Detail: Keep the skid and its components clean to prevent the accumulation of dust, debris, or residues. Regularly lubricate moving parts to reduce friction and wear.
Detail: Components such as seals, gaskets, and bearings are prone to wear over time. Replace these parts periodically or at the first sign of degradation to prevent larger issues.
Detail: Technology and industry standards evolve. Ensure that your skid remains up-to-date by replacing outdated components with newer, more efficient versions when necessary.
Detail: Advanced sensors, real-time data analytics, and machine learning algorithms will play a pivotal role in optimizing skid operations. These technologies can predict maintenance needs, optimize process efficiency, and reduce operational costs.
Detail: With a growing emphasis on sustainability, future skids will be designed with a focus on energy efficiency, waste reduction, and minimal environmental impact. Renewable energy sources, like solar or wind, might also be integrated.
Detail: The use of advanced materials, such as composites or corrosion-resistant alloys, will enhance the durability and lifespan of skids. These materials can withstand harsher conditions and reduce maintenance needs.
Mechanical skids, with their modular design and versatile applications, have undeniably transformed the landscape of numerous industries. From their historical roots to the cutting-edge innovations on the horizon, these systems encapsulate the essence of industrial evolution. They represent a harmonious blend of engineering prowess, adaptability, and efficiency.
Throughout this exploration, we’ve delved into the intricacies of mechanical skids, from their fundamental components to their myriad applications and the benefits they offer. The future trends further underscore the potential of these systems to adapt and thrive in an ever-changing technological landscape.
In a world where efficiency, adaptability, and sustainability are paramount, mechanical skids stand out as a testament to human ingenuity and the relentless pursuit of progress. As industries continue to evolve, there’s little doubt that mechanical skids will remain at the forefront, driving innovation and facilitating growth
In the realm of industrial solutions, Red River emerges as a pioneer, offering a diverse range of custom-engineered products and facilities. Among our specialties is the design and production of Custom/OEM Pressure Vessels, meticulously crafted to meet individual client requirements, ensuring performance under various pressure conditions. Our expertise extends to the domain of prefabrication, where Red River leads with distinction.
The company excels in creating prefabricated facilities, modules, and packages, reinforcing its stance as a forerunner in innovation and quality.

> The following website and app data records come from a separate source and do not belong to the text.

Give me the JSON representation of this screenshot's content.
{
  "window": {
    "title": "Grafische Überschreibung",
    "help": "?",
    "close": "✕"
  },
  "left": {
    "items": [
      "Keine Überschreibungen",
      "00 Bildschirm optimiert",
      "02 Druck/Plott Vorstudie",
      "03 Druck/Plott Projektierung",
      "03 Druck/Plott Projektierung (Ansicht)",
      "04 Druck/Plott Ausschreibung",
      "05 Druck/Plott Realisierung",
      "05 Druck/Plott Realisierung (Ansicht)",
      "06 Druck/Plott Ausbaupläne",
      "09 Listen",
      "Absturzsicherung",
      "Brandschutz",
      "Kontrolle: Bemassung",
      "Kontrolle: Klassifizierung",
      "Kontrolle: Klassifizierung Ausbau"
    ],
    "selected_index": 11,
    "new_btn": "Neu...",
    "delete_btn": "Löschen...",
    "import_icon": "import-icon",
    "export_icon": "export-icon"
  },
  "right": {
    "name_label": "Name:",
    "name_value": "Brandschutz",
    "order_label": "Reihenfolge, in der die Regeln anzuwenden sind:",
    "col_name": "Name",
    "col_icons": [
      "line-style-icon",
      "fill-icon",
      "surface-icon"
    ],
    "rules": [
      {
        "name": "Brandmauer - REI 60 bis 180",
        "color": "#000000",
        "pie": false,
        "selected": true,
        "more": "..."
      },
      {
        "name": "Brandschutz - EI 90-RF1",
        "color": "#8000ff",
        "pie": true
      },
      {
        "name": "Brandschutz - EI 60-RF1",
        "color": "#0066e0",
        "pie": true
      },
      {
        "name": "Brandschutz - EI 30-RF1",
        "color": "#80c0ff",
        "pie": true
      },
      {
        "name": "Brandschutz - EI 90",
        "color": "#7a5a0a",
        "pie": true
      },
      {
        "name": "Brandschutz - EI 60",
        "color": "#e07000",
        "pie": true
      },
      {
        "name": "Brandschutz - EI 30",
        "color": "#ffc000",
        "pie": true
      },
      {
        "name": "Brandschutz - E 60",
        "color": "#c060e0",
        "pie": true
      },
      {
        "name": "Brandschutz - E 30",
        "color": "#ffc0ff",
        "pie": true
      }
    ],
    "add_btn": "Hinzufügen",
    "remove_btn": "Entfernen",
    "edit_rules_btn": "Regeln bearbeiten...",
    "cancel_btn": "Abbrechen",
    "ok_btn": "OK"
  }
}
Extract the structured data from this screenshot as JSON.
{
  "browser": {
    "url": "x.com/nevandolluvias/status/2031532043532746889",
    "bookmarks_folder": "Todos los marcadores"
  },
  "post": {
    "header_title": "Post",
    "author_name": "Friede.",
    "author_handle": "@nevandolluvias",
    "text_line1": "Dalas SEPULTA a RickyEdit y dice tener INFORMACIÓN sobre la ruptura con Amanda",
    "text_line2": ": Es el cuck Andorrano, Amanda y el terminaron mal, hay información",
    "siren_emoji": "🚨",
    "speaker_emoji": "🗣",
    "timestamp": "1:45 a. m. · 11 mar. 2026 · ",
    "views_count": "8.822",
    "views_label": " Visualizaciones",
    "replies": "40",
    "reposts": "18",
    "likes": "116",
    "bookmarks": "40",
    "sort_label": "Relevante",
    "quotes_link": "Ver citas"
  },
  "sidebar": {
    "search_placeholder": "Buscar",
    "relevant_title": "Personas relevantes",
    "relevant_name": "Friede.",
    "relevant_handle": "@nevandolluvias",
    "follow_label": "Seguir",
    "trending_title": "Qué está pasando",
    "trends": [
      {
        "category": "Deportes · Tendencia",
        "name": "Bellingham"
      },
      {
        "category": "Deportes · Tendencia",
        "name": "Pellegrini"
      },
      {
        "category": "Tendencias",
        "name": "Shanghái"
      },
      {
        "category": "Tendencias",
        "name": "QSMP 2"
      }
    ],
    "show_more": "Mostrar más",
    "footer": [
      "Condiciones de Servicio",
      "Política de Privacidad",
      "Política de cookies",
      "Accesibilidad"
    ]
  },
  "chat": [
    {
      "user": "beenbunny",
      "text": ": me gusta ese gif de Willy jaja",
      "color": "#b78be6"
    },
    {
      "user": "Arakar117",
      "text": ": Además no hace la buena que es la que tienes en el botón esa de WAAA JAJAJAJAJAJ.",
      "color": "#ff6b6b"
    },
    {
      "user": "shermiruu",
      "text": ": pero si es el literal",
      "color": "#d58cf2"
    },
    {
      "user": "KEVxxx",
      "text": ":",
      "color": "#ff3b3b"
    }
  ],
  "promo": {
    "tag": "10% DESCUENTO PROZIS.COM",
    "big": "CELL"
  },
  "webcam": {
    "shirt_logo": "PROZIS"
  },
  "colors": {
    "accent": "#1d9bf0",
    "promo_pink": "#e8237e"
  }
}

This proficiency is further mirrored in their Modular Skids offering, where they provide an array of Modular Fabricated Skid Packages and Packaged equipment. Each piece is tailored to client specifications, underlining their commitment to delivering precision and excellence in every project they undertake.